Entries supplied:
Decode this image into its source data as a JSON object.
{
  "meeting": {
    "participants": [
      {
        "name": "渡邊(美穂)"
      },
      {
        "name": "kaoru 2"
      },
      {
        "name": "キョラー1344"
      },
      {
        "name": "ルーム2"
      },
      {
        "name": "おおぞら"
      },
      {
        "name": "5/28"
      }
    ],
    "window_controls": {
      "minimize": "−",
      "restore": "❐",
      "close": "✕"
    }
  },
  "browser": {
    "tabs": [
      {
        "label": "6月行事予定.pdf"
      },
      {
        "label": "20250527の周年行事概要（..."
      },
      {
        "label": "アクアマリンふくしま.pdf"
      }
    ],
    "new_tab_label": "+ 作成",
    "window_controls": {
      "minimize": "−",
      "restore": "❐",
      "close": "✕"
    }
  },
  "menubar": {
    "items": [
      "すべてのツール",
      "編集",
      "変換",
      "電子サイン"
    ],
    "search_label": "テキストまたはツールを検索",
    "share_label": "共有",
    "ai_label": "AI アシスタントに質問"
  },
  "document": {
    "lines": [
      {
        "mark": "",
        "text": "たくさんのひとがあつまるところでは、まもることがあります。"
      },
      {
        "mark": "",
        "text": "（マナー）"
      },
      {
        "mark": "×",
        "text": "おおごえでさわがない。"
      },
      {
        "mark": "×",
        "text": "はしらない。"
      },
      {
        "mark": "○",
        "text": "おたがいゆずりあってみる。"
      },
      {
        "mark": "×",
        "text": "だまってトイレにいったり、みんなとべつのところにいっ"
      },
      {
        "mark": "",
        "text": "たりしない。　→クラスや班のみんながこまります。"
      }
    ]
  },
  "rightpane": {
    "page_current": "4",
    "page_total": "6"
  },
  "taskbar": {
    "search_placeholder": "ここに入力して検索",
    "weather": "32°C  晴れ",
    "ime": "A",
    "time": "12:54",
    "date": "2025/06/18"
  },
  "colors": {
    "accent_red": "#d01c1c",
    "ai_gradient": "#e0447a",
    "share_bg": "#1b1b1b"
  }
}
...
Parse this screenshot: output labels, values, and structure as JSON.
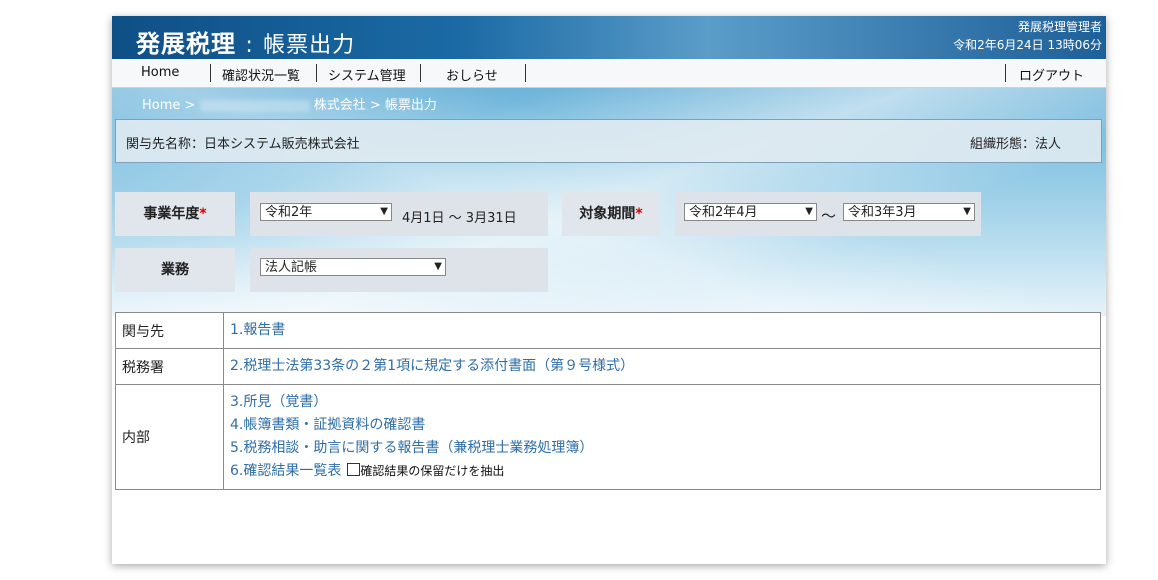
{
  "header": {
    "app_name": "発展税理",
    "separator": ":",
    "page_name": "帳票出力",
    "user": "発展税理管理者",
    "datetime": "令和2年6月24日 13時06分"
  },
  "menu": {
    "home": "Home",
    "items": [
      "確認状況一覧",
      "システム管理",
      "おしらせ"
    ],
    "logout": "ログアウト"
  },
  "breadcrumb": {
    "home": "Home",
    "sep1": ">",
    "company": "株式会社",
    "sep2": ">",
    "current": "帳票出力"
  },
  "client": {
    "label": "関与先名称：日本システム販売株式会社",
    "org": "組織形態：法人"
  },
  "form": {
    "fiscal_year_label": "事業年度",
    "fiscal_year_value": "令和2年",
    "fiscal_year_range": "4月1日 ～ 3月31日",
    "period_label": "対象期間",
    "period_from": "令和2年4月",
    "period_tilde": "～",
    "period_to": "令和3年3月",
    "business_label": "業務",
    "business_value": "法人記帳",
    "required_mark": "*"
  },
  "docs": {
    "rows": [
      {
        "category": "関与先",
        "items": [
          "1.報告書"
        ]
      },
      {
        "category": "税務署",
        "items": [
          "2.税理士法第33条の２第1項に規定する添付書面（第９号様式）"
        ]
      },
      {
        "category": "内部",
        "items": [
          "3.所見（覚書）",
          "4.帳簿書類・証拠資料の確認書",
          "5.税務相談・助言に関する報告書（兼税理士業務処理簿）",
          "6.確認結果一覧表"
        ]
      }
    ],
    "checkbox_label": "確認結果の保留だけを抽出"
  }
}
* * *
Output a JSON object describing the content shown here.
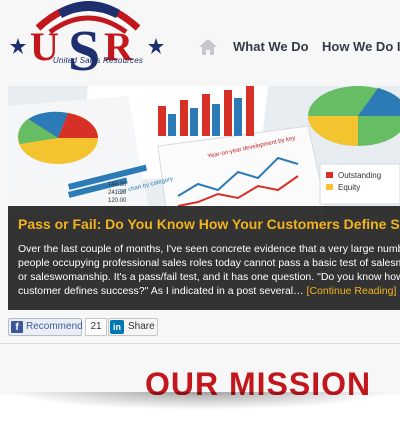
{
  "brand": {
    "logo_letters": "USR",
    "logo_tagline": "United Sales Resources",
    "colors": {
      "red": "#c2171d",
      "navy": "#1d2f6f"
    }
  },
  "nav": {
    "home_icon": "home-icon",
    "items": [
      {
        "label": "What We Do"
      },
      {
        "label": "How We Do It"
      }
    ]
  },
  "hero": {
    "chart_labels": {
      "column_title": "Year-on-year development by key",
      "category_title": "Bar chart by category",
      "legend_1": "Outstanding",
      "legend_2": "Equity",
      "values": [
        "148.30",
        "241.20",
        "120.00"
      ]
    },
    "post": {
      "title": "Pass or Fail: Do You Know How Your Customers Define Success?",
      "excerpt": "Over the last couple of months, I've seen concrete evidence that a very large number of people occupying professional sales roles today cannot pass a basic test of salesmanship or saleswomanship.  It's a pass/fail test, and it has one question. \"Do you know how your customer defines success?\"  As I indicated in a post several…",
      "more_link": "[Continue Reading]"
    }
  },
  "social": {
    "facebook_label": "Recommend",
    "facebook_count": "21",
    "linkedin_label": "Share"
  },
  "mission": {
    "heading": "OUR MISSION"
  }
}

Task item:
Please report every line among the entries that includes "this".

Exercise result:
Decode this image into its source data as a JSON object.
Parse this screenshot: output labels, values, and structure as JSON.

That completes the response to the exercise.